Barnes & Noble announced the Nook yesterday, as a clear competitor to (and, in many ways, a blatant ripoff of) the Kindle. Notably, the reading area is still e-ink, but they replaced the keyboard area with a traditional backlit, touch-screen LCD. The idea is that the LCD can do the quick animation and touch controls that e-ink can’t do well, and the e-ink can do the readable text that LCDs can’t do well.
Geeks are thrilled about its hardware. But I have some doubts about some of the practicalities of its design.
The brightness of the LCD will be distracting when reading the e-ink screen. There’s been no mention of an ambient light sensor for dynamic brightness, so I assume it doesn’t have one, which means it’ll blind you at night or be too dim in the sun without constant adjustments.
Presumably, the LCD is frequently turned off during reading to reduce distraction and conserve battery power, but it will be jarring every time it turns on.
Having two adjacent screens will create navigational confusion. A lot of people will try to touch the e-ink display out of confusion, a bad guess, or ingrained habit and be slightly frustrated every time. Displaying some interactive elements on the e-ink screen, including dialogs and input boxes, adds to the confusion. It’s a touch-screen device, but only in one area. You touch the things that you interact with, except those.
The book-lending feature is The Social. How many Nook owners are likely to know any others? It’s a nice feature, but it’s not one that they should spend much time marketing.
And while I’m all for fair marketplace competition, it’s misleading to include Project Gutenberg in advertised catalog numbers. The same sentiment applies to Google, Sony, and others who do this in any implied comparison to the Kindle’s catalog. Technically, yes, those are ebooks, but everyone has access to them and hardly anyone wants to read them. I recognize that this is a nitpick, but in a market this young, it’s important that consumers aren’t misled. (They’re already going to be upset when they realize that Amazon’s and B&N’s respective devices can’t read the other’s books.)

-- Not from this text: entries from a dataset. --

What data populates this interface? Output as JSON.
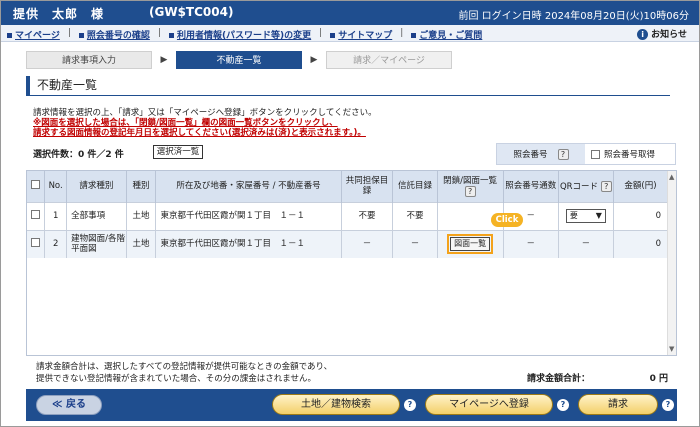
{
  "header": {
    "user_name": "提供　太郎　様",
    "user_id": "(GW$TC004)",
    "last_login": "前回 ログイン日時 2024年08月20日(火)10時06分"
  },
  "nav": {
    "links": [
      "マイページ",
      "照会番号の確認",
      "利用者情報(パスワード等)の変更",
      "サイトマップ",
      "ご意見・ご質問"
    ],
    "notice": "お知らせ"
  },
  "steps": [
    "請求事項入力",
    "不動産一覧",
    "請求／マイページ"
  ],
  "page_title": "不動産一覧",
  "instructions": {
    "line1": "請求情報を選択の上、「請求」又は「マイページへ登録」ボタンをクリックしてください。",
    "line2": "※図面を選択した場合は、「閉鎖/図面一覧」欄の図面一覧ボタンをクリックし、",
    "line3": "請求する図面情報の登記年月日を選択してください(選択済みは(済)と表示されます。)。"
  },
  "selection": {
    "count_text": "選択件数：0 件／2 件",
    "selected_button": "選択済一覧"
  },
  "reference": {
    "label": "照会番号",
    "help": "?",
    "checkbox_label": "照会番号取得"
  },
  "table": {
    "headers": [
      "No.",
      "請求種別",
      "種別",
      "所在及び地番・家屋番号 / 不動産番号",
      "共同担保目録",
      "信託目録",
      "閉鎖/図面一覧",
      "照会番号通数",
      "QRコード",
      "金額(円)"
    ],
    "rows": [
      {
        "no": "1",
        "type": "全部事項",
        "kind": "土地",
        "location": "東京都千代田区霞が関１丁目　１－１",
        "kyodo": "不要",
        "shintaku": "不要",
        "heisa": "",
        "tsusu": "－",
        "qr": "要",
        "amount": "0"
      },
      {
        "no": "2",
        "type": "建物図面/各階平面図",
        "kind": "土地",
        "location": "東京都千代田区霞が関１丁目　１－１",
        "kyodo": "－",
        "shintaku": "－",
        "heisa": "図面一覧",
        "tsusu": "－",
        "qr": "－",
        "amount": "0"
      }
    ],
    "click_badge": "Click"
  },
  "footer_note": {
    "line1": "請求金額合計は、選択したすべての登記情報が提供可能なときの金額であり、",
    "line2": "提供できない登記情報が含まれていた場合、その分の課金はされません。"
  },
  "total": {
    "label": "請求金額合計：",
    "value": "0 円"
  },
  "buttons": {
    "back": "≪ 戻る",
    "land_search": "土地／建物検索",
    "register_mypage": "マイページへ登録",
    "request": "請求",
    "help": "?"
  },
  "colors": {
    "brand_blue": "#1f4e8f",
    "accent_orange": "#f3a21b",
    "notice_red": "#c00000"
  }
}
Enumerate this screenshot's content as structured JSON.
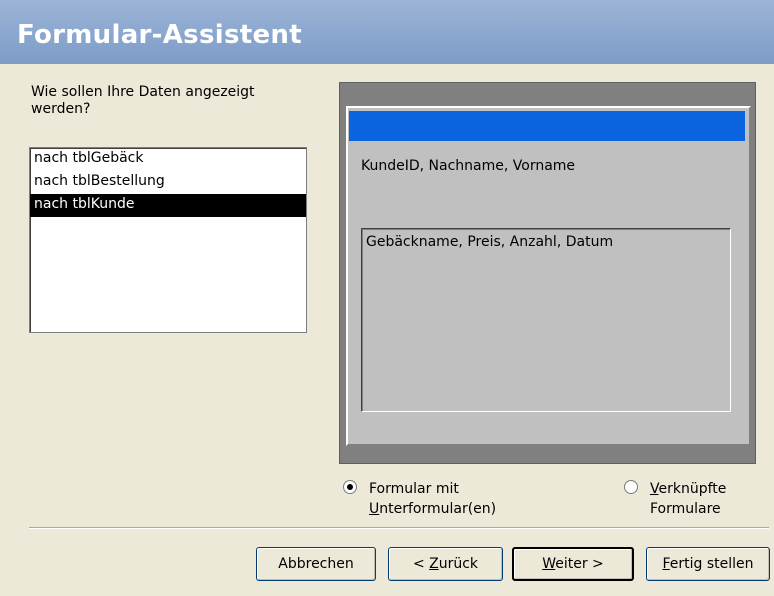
{
  "window": {
    "title": "Formular-Assistent"
  },
  "prompt": "Wie sollen Ihre Daten angezeigt werden?",
  "list": {
    "items": [
      {
        "label": "nach tblGebäck",
        "selected": false
      },
      {
        "label": "nach tblBestellung",
        "selected": false
      },
      {
        "label": "nach tblKunde",
        "selected": true
      }
    ]
  },
  "preview": {
    "main_fields": "KundeID, Nachname, Vorname",
    "subform_fields": "Gebäckname, Preis, Anzahl, Datum"
  },
  "options": {
    "formular_mit_line1": "Formular mit",
    "formular_mit_line2_u": "U",
    "formular_mit_line2_rest": "nterformular(en)",
    "formular_mit_checked": true,
    "verknuepft_line1_u": "V",
    "verknuepft_line1_rest": "erknüpfte",
    "verknuepft_line2": "Formulare",
    "verknuepft_checked": false
  },
  "buttons": {
    "cancel": "Abbrechen",
    "back_prefix": "< ",
    "back_u": "Z",
    "back_rest": "urück",
    "next_u": "W",
    "next_rest": "eiter >",
    "finish_u": "F",
    "finish_rest": "ertig stellen"
  },
  "colors": {
    "title_bar": "#8aa7cf",
    "preview_header": "#0a64e0",
    "selection": "#000000"
  }
}
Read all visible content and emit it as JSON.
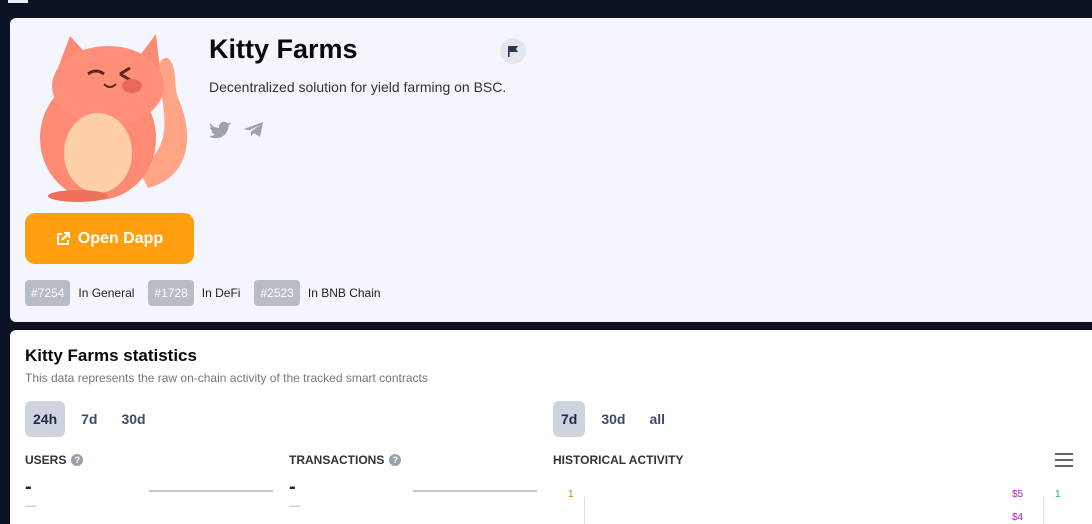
{
  "app": {
    "name": "Kitty Farms",
    "description": "Decentralized solution for yield farming on BSC.",
    "open_button": "Open Dapp",
    "social_icons": [
      "twitter-icon",
      "telegram-icon"
    ],
    "report_icon": "flag-icon",
    "accent_color": "#ff9f0f"
  },
  "ranks": [
    {
      "rank": "#7254",
      "label": "In General"
    },
    {
      "rank": "#1728",
      "label": "In DeFi"
    },
    {
      "rank": "#2523",
      "label": "In BNB Chain"
    }
  ],
  "stats": {
    "title": "Kitty Farms statistics",
    "subtitle": "This data represents the raw on-chain activity of the tracked smart contracts",
    "period_tabs": [
      {
        "label": "24h",
        "active": true
      },
      {
        "label": "7d",
        "active": false
      },
      {
        "label": "30d",
        "active": false
      }
    ],
    "history_tabs": [
      {
        "label": "7d",
        "active": true
      },
      {
        "label": "30d",
        "active": false
      },
      {
        "label": "all",
        "active": false
      }
    ],
    "users": {
      "label": "USERS",
      "value": "-",
      "sub": "—"
    },
    "transactions": {
      "label": "TRANSACTIONS",
      "value": "-",
      "sub": "—"
    },
    "historical": {
      "label": "HISTORICAL ACTIVITY",
      "left_axis_top": "1",
      "right_axis_top": "1",
      "price_ticks": [
        "$5",
        "$4"
      ]
    }
  }
}
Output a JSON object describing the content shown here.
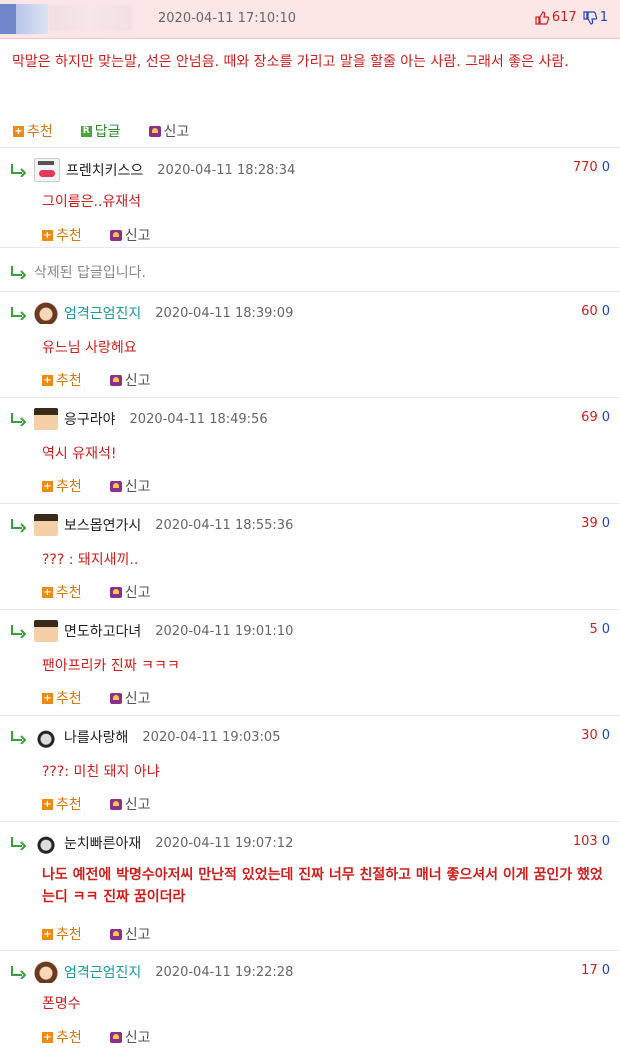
{
  "post": {
    "time": "2020-04-11 17:10:10",
    "up": "617",
    "down": "1",
    "text": "막말은 하지만 맞는말, 선은 안넘음. 때와 장소를 가리고 말을 할줄 아는 사람. 그래서 좋은 사람.",
    "actions": {
      "recommend": "추천",
      "reply": "답글",
      "report": "신고"
    }
  },
  "deleted_text": "삭제된 답글입니다.",
  "replies": [
    {
      "name": "프렌치키스으",
      "time": "2020-04-11 18:28:34",
      "up": "770",
      "down": "0",
      "text": "그이름은..유재석",
      "recommend": "추천",
      "report": "신고"
    },
    {
      "name": "엄격근엄진지",
      "time": "2020-04-11 18:39:09",
      "up": "60",
      "down": "0",
      "text": "유느님 사랑헤요",
      "recommend": "추천",
      "report": "신고"
    },
    {
      "name": "응구라야",
      "time": "2020-04-11 18:49:56",
      "up": "69",
      "down": "0",
      "text": "역시 유재석!",
      "recommend": "추천",
      "report": "신고"
    },
    {
      "name": "보스몹연가시",
      "time": "2020-04-11 18:55:36",
      "up": "39",
      "down": "0",
      "text": "??? : 돼지새끼..",
      "recommend": "추천",
      "report": "신고"
    },
    {
      "name": "면도하고다녀",
      "time": "2020-04-11 19:01:10",
      "up": "5",
      "down": "0",
      "text": "팬아프리카 진짜 ㅋㅋㅋ",
      "recommend": "추천",
      "report": "신고"
    },
    {
      "name": "나를사랑해",
      "time": "2020-04-11 19:03:05",
      "up": "30",
      "down": "0",
      "text": "???: 미친 돼지 아냐",
      "recommend": "추천",
      "report": "신고"
    },
    {
      "name": "눈치빠른아재",
      "time": "2020-04-11 19:07:12",
      "up": "103",
      "down": "0",
      "text": "나도 예전에 박명수아저씨 만난적 있었는데 진짜 너무 친절하고 매너 좋으셔서 이게 꿈인가 했었는디 ㅋㅋ 진짜 꿈이더라",
      "recommend": "추천",
      "report": "신고"
    },
    {
      "name": "엄격근엄진지",
      "time": "2020-04-11 19:22:28",
      "up": "17",
      "down": "0",
      "text": "폰명수",
      "recommend": "추천",
      "report": "신고"
    }
  ]
}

I’m hoping for more competition in the ebook-reader market, so the Nook’s introduction is great news. But I’m skeptical enough about it that I strongly recommend that you wait until the reviews come out, and you use one in person at their stores (a huge advantage over the Kindle), before making any buying decisions.